After the expulsion of Democratic state Reps. Justin Jones and Justin Pearson, progressive politicians and commentators raised the alarm that the Republican-dominated Tennessee legislature was attacking democracy. Some even called the body fascist. Even before the expulsions, the legislature took steps to criminalize outdoor protests, restrict gender-affirming care, outlaw drag shows, shrink Nashville’s Metro Council and restrict school curriculum.
The Scene reached out to a scholar on democracy to see what an expert on the topic makes of the situation. Nathan Kelly is a professor at the University of Tennessee-Knoxville who has studied how economic and racial inequalities affect U.S. democracy, and has also researched democracies in Latin America.
The following has been edited for length and clarity.
What’s your take on democracy in Tennessee?
[From a] purely academic standpoint, we probably wouldn’t classify Tennessee as a full democracy at this point. To have a fully representative democracy, you have to have real competition in order for there to be accountability. And in Tennessee … there’s very little real competition, in the sense that one party is very dominant and doesn’t have to worry about what might happen to them in the next election.

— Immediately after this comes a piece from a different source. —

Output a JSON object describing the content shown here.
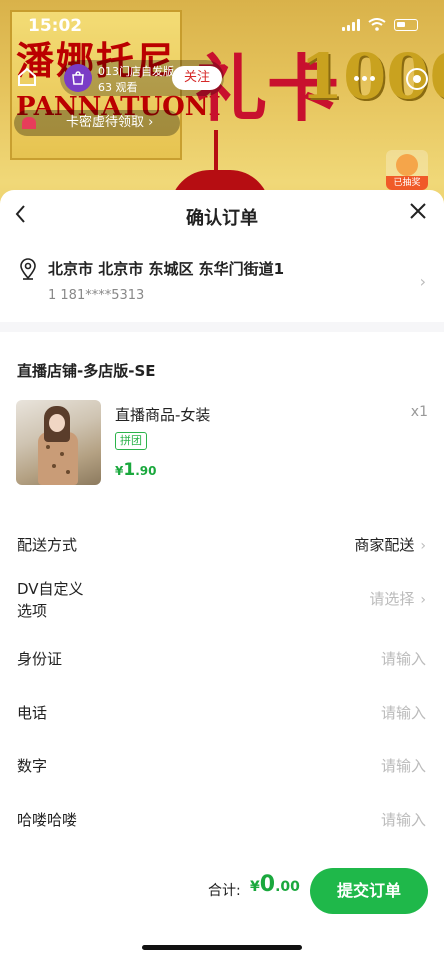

I would say, too, that one of the key principles of democracy is welcoming of dissent and welcoming of various viewpoints on contentious issues. I think the issue with the “Tennessee Three” fits right into this theme of a supermajority not being as interested as a pro-democracy party would be in listening to dissent.
We haven’t gotten to the point yet where there are strongly institutionalized restrictions on free speech. … The thing right now that’s closest to [that] is the divisive-concepts bills that have affected both higher education and K-12. I don’t think they quite fit into the category of a complete move on free speech, but it’s definitely in a more authoritarian direction than what you would hope to see in the context of a thriving democracy.
Is the situation in Tennessee unique?
Not completely. There are some states where democracy thrives more fully, but there are a number of states — and I don’t mean to be partisan — that are led by Republicans that are taking actions to decrease competition, to undermine voter rights, to gerrymander in ways so that their representation in legislative institutions … really outpaces the support that they truly have.
Does something like the state’s attempt to shrink the Metro Council fit into that trend of undermining competition?
Absolutely, it does. I think the biggest thing there is that it’s most likely to decrease representation for people of color … in that body. Simply stated, if you have bigger districts, it’s less likely for them to be majority-minority districts.
Activists and others are saying that Tennessee is looking like a fascist or undemocratic state. How much validity is there to some of that more alarmist language?
I think the other end of the spectrum from democracy is not necessarily fascism, it’s authoritarianism. And one of the things that we see from historical example after historical example is that when democracies die, it doesn’t happen in one big event. … Democracies die a slow death by 1,000 cuts. And so, while I think we do have to be careful with our rhetoric and we don’t want to be overly alarmist, at the same time, any move away from democracy is a move toward authoritarianism. And if one doesn’t raise the alarm on initial steps away from democracy, you pretty soon find yourself 20 or 30 steps closer to authoritarianism.
You’ve also done some scholarship on democracy in Latin America. How are those studies applicable when it comes to monitoring democracy at home, even on the state level?
The similarities are relatively subtle at this point. Peru is a place where you’ve had years and years of particular minoritized groups being not fully included [in] the governing process — those being Indigenous people. We’ve had an exclusionary democracy for a long time in the United States, too. … Black Americans, in particular, have not really been fully incorporated into U.S. democracy, except for maybe very brief periods of time.
I lived in Venezuela as Hugo Chavez was in the middle of his reign. Obviously, Chavez was more on the left wing, but it’s authoritarianism — no matter what the ideological stripe is — when you are taking specific actions to prevent your opposition from having a voice. … It was like democracy itself became a partisan issue. And I see that happening in the U.S. too, where democracy itself has become, to some extent, a partisan issue.
And when the parties are fighting about democracy, not just policy disputes within a democratic system, you’re in a very precarious place. And that’s where we’re at right now in the United States.